Research just doesn’t support grade retention, particularly for students in the older grades. I’ve blogged about this before and included a few good readings for those interested in reading position statements and a meta-analysis on grade retention. The March 2008 issue (opens in a new window) of Educational Leadership also includes a short summary of the research on the topic.

There is little research on the impact of retention for younger kids, particularly for students retained after their kindergarten year. One thing is clear: if a child is retained, his instruction the second year must be different. Doing the same thing for a second year is not a solution.

In some situations, a carefully planned and executed intensive intervention delivered during the repeated year by a reading specialist or other professional may produce the types of results teachers and parents hope for. There are other options for providing additional instruction besides spending another whole year in school — summer school and extended day programs are two options.

What’s your experience with grade retention? Have you seen it help or hurt?

About the Author

Along with her background as a professor, researcher, writer, and teacher, Joanne Meier is a mom. Join Joanne as she shares her experiences raising her own young readers, and guides parents and teachers on the best practices in reading.

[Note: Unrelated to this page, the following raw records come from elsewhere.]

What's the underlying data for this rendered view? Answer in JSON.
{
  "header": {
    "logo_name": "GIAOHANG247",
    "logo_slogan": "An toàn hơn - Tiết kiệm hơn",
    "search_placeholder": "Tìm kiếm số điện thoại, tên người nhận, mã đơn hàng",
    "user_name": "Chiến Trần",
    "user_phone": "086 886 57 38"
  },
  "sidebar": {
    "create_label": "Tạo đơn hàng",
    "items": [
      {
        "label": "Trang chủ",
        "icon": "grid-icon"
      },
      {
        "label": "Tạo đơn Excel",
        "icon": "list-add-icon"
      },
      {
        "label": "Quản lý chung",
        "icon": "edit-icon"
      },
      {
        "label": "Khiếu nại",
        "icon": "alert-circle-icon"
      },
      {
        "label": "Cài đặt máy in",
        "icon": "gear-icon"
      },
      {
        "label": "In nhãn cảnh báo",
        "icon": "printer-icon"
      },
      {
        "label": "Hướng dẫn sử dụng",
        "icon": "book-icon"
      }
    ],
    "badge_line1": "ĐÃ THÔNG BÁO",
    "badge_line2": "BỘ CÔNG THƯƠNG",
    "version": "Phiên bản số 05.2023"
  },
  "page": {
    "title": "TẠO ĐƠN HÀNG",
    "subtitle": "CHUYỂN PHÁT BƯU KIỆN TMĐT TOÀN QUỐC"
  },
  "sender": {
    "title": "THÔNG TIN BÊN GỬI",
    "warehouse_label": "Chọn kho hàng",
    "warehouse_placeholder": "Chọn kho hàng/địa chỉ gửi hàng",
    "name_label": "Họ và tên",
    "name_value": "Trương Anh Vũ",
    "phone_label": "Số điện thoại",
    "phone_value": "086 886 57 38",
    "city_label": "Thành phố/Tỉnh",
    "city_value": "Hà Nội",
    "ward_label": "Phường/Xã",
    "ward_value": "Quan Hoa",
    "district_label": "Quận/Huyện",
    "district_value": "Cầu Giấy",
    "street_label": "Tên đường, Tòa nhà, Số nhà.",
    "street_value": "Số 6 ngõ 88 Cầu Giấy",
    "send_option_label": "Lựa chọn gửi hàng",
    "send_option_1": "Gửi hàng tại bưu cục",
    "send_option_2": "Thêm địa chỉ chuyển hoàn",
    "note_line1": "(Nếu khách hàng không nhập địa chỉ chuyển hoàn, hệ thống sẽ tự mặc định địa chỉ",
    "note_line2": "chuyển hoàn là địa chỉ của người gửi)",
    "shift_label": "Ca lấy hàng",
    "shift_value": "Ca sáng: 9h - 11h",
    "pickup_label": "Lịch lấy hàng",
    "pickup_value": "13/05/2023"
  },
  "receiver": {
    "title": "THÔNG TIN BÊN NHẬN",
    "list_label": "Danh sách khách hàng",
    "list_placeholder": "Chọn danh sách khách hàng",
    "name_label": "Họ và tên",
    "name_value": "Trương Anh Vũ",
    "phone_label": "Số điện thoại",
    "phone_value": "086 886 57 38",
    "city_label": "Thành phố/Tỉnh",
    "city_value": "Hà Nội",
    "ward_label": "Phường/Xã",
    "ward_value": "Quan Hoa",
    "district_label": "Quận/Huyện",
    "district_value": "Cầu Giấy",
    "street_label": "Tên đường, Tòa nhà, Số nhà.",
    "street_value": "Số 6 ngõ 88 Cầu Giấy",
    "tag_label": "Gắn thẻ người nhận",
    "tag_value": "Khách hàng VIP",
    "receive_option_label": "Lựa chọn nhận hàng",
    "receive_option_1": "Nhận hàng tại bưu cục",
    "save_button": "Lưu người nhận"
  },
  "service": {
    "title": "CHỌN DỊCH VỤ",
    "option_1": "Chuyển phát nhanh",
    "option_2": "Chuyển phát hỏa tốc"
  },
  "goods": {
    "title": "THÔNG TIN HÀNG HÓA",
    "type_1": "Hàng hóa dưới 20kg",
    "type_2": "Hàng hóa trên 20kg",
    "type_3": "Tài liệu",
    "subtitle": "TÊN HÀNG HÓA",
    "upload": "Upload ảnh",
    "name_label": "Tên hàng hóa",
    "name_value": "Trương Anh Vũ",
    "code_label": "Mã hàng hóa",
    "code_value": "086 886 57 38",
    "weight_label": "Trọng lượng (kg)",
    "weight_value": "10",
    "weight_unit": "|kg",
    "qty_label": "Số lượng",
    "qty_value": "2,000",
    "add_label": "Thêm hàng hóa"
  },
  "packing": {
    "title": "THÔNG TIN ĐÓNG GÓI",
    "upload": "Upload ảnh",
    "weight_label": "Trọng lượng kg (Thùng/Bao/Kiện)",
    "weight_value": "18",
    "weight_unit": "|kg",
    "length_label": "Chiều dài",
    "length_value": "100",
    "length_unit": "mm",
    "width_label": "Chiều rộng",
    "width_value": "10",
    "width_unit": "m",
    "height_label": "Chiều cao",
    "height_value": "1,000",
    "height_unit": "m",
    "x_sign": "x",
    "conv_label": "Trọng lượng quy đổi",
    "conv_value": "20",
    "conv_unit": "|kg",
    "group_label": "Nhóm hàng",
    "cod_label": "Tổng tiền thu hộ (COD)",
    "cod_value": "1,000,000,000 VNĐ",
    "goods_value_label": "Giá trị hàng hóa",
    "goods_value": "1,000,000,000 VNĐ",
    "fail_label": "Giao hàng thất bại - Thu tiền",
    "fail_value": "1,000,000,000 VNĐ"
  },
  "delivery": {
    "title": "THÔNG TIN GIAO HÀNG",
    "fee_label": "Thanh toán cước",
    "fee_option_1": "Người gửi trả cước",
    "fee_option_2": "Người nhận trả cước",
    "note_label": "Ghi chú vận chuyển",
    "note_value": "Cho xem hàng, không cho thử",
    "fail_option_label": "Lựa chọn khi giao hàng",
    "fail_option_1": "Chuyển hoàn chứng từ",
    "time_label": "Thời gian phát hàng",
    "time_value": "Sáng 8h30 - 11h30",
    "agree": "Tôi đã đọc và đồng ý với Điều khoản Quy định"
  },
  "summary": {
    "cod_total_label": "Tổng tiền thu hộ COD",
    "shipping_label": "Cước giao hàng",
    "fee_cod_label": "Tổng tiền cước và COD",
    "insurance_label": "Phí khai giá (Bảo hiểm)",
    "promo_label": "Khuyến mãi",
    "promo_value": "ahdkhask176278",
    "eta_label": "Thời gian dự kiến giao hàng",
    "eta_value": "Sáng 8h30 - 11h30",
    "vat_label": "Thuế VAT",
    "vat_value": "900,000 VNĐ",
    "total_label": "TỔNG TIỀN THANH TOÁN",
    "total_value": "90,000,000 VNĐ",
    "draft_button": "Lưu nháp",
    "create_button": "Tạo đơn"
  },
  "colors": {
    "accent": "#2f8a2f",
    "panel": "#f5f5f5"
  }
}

Publication Date
March 18, 2008

Related Topics

Dyslexia, Struggling Readers